Dixon’s parents and grandfather started Dixie Construction in the 1960s, and he was in charge of a variety of responsibilities, including marketing, advertising, human resources, and security. An outside company managed Dixie’s safety program, and he helped perform site inspections on occasion. But when the man who oversaw Dixie’s safety program died suddenly, the task was left to Dixon.
“Overnight I became the de facto safety guy,” Dixon said. “Safety had been under my long list of duties and I knew everybody, so I said until I could find another outside safety company, I would just jump in those shoes for a while.”
But those shoes proved hard to fill. As he reviewed the safety information he had received, he realized he was not getting a thorough report of Dixie’s safety practices. A snapshot of about 30 visits a month across approximately 150 job sites would not suffice during an audit.
Dixon first hired multiple outside safety companies to cover Dixie’s three main locations and 350 employees. He needed someone close enough to respond to a job site if an incident did occur.
Those companies helped Dixon identify major safety issues and retrain his employees, but after months of working overnight and sleeping at his desk, he knew he needed more help.
“It was getting harder and harder to rely on the outside safety companies because I was still only getting a snapshot,” Dixon said. “I could count on them if I picked up the phone and said, ‘We had an injury, can you be there?’ and they gave me everything I needed for one incident.

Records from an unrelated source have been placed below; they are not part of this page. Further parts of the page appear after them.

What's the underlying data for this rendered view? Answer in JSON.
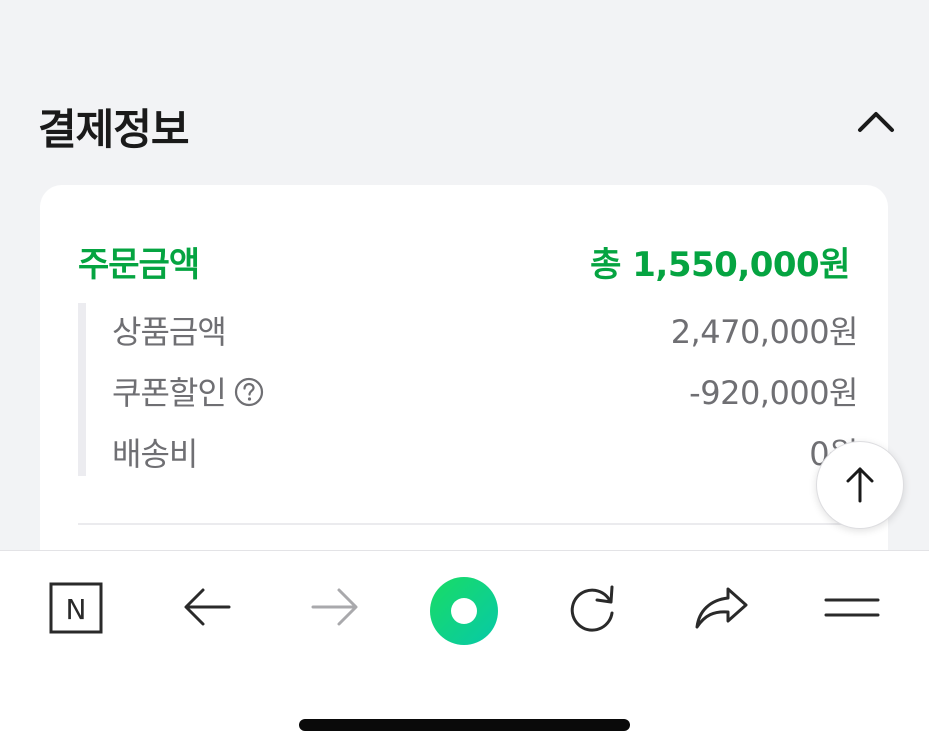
{
  "section": {
    "title": "결제정보",
    "collapse_icon": "chevron-up-icon"
  },
  "order": {
    "label": "주문금액",
    "total": "총 1,550,000원",
    "accent_color": "#05a441"
  },
  "details": [
    {
      "label": "상품금액",
      "value": "2,470,000원"
    },
    {
      "label": "쿠폰할인",
      "value": "-920,000원",
      "help_icon": "question-circle-icon"
    },
    {
      "label": "배송비",
      "value": "0원"
    }
  ],
  "scroll_top_icon": "arrow-up-icon",
  "toolbar": {
    "items": [
      "naver-home-icon",
      "back-arrow-icon",
      "forward-arrow-icon",
      "green-dot-icon",
      "refresh-icon",
      "share-icon",
      "menu-icon"
    ],
    "home_label": "N",
    "forward_disabled": true
  }
}
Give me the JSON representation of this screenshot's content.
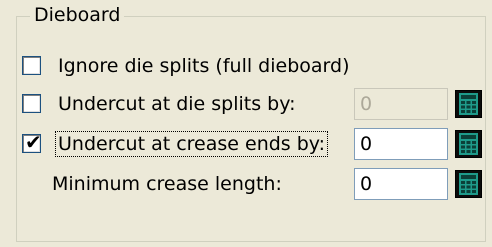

But then they were gone again. They weren’t married to the whole situation.”
So Dixon hired James Modafferi as safety manager to build site-specific safety plans, visit job sites and run the safety program’s daily operations. Modafferi makes sure employees are wearing PPE and taking preventative measures in the field, while Dixon takes care of the paperwork.
That task has gotten more complicated over the years, however, as job owners ask for more paperwork and more information.
“We get a lot of our work based on our production and reputation, but if you don’t have a safety culture, they’re not even going to look at you anymore,” Dixon said. “To even look at a job you have to prequalify for it, and then to bid the job you’ve got to give them even more information. Once we get the job we have to come up with site-specific safety plans, activity hazard analyses, and job hazard analyses. And you’re in charge of the safety of every crew member you have on that job.”
To compile and track all that information, Dixie added HCSS Safety to its suite of HCSS software. HCSS Safety keeps track of meetings and inspections, allows employees to report incidents and near misses, provides more than 600 toolbox talks, and tracks skills and certifications.
“We had cobbled together all the same things that we’re getting with HCSS Safety, but we had done them on spreadsheets and binders,” Dixon said. “The safety app is nice because it takes all the binders and folders and file cabinets and scribblings and channels them into a place where we can retrieve them.”
Modafferi said his employees in the field have already taken to using the new system. Safety meetings are the most popular feature.
“I’m trying to find a way to make sure they use it,” he said. “With HeavyJob, they don’t get paid until they enter their time cards. That’s the carrot-and-stick. I’m thinking they can’t get paid until they do a toolbox talk for the week or they do inspections for the week, so they’ll have to use it.”
Dixie employees use the iPads to access Safety on the HCSS Field mobile app. Dixon said it shows prospective employees that Dixie is embracing innovative ideas and is a company where they can have a long-term career.
But for Dixon, the technology is also about security.
“I learned a long time ago that you always train someone else to do your job because you have no idea if you’re going to be here next week,” he said. “Tomorrow is a gift that is promised to no one. But the show will go on.”